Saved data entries
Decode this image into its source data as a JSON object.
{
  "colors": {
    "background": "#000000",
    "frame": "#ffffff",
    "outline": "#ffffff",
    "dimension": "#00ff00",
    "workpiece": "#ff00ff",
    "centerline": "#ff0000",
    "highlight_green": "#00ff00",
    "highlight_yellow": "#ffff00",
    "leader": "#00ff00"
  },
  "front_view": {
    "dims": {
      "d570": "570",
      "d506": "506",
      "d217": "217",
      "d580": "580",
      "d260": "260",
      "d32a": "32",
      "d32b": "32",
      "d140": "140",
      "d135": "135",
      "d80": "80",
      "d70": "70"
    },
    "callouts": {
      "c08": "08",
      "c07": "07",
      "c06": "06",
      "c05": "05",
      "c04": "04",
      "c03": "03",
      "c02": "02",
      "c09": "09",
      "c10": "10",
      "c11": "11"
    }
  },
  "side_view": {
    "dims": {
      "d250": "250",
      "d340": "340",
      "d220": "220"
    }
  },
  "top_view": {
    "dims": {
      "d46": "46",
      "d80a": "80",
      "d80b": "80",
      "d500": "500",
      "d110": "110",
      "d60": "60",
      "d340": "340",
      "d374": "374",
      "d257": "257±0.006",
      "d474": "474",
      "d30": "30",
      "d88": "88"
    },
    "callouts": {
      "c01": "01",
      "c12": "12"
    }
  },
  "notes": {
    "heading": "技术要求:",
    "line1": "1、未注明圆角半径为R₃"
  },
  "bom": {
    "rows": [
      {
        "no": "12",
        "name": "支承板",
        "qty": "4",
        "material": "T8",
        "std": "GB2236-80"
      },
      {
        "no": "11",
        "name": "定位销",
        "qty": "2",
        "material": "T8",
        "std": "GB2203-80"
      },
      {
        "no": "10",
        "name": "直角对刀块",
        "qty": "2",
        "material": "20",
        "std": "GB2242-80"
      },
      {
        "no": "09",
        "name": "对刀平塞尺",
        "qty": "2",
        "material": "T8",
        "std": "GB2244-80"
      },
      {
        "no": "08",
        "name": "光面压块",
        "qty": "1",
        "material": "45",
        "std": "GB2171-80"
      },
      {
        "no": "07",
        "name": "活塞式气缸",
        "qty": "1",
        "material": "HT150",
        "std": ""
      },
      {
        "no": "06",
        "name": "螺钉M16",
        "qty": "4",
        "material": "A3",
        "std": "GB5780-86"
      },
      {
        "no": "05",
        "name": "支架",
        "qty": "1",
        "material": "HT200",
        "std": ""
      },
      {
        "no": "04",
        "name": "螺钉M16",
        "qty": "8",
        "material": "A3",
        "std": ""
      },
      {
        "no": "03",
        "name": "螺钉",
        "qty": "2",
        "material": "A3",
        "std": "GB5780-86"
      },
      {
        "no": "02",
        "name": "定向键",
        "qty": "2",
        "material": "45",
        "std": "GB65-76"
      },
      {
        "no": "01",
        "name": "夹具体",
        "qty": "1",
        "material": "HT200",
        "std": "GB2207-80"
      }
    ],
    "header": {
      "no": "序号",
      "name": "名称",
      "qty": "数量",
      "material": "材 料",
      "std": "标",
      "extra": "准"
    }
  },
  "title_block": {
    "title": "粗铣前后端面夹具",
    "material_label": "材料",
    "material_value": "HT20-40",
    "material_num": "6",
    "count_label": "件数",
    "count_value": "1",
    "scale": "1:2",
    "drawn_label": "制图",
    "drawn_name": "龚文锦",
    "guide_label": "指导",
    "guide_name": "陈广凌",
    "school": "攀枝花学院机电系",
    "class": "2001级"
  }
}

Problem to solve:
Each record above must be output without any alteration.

Solution for this problem:
Decode this image into its source data as a JSON object.
{
  "colors": {
    "background": "#000000",
    "frame": "#ffffff",
    "outline": "#ffffff",
    "dimension": "#00ff00",
    "workpiece": "#ff00ff",
    "centerline": "#ff0000",
    "highlight_green": "#00ff00",
    "highlight_yellow": "#ffff00",
    "leader": "#00ff00"
  },
  "front_view": {
    "dims": {
      "d570": "570",
      "d506": "506",
      "d217": "217",
      "d580": "580",
      "d260": "260",
      "d32a": "32",
      "d32b": "32",
      "d140": "140",
      "d135": "135",
      "d80": "80",
      "d70": "70"
    },
    "callouts": {
      "c08": "08",
      "c07": "07",
      "c06": "06",
      "c05": "05",
      "c04": "04",
      "c03": "03",
      "c02": "02",
      "c09": "09",
      "c10": "10",
      "c11": "11"
    }
  },
  "side_view": {
    "dims": {
      "d250": "250",
      "d340": "340",
      "d220": "220"
    }
  },
  "top_view": {
    "dims": {
      "d46": "46",
      "d80a": "80",
      "d80b": "80",
      "d500": "500",
      "d110": "110",
      "d60": "60",
      "d340": "340",
      "d374": "374",
      "d257": "257±0.006",
      "d474": "474",
      "d30": "30",
      "d88": "88"
    },
    "callouts": {
      "c01": "01",
      "c12": "12"
    }
  },
  "notes": {
    "heading": "技术要求:",
    "line1": "1、未注明圆角半径为R₃"
  },
  "bom": {
    "rows": [
      {
        "no": "12",
        "name": "支承板",
        "qty": "4",
        "material": "T8",
        "std": "GB2236-80"
      },
      {
        "no": "11",
        "name": "定位销",
        "qty": "2",
        "material": "T8",
        "std": "GB2203-80"
      },
      {
        "no": "10",
        "name": "直角对刀块",
        "qty": "2",
        "material": "20",
        "std": "GB2242-80"
      },
      {
        "no": "09",
        "name": "对刀平塞尺",
        "qty": "2",
        "material": "T8",
        "std": "GB2244-80"
      },
      {
        "no": "08",
        "name": "光面压块",
        "qty": "1",
        "material": "45",
        "std": "GB2171-80"
      },
      {
        "no": "07",
        "name": "活塞式气缸",
        "qty": "1",
        "material": "HT150",
        "std": ""
      },
      {
        "no": "06",
        "name": "螺钉M16",
        "qty": "4",
        "material": "A3",
        "std": "GB5780-86"
      },
      {
        "no": "05",
        "name": "支架",
        "qty": "1",
        "material": "HT200",
        "std": ""
      },
      {
        "no": "04",
        "name": "螺钉M16",
        "qty": "8",
        "material": "A3",
        "std": ""
      },
      {
        "no": "03",
        "name": "螺钉",
        "qty": "2",
        "material": "A3",
        "std": "GB5780-86"
      },
      {
        "no": "02",
        "name": "定向键",
        "qty": "2",
        "material": "45",
        "std": "GB65-76"
      },
      {
        "no": "01",
        "name": "夹具体",
        "qty": "1",
        "material": "HT200",
        "std": "GB2207-80"
      }
    ],
    "header": {
      "no": "序号",
      "name": "名称",
      "qty": "数量",
      "material": "材 料",
      "std": "标",
      "extra": "准"
    }
  },
  "title_block": {
    "title": "粗铣前后端面夹具",
    "material_label": "材料",
    "material_value": "HT20-40",
    "material_num": "6",
    "count_label": "件数",
    "count_value": "1",
    "scale": "1:2",
    "drawn_label": "制图",
    "drawn_name": "龚文锦",
    "guide_label": "指导",
    "guide_name": "陈广凌",
    "school": "攀枝花学院机电系",
    "class": "2001级"
  }
}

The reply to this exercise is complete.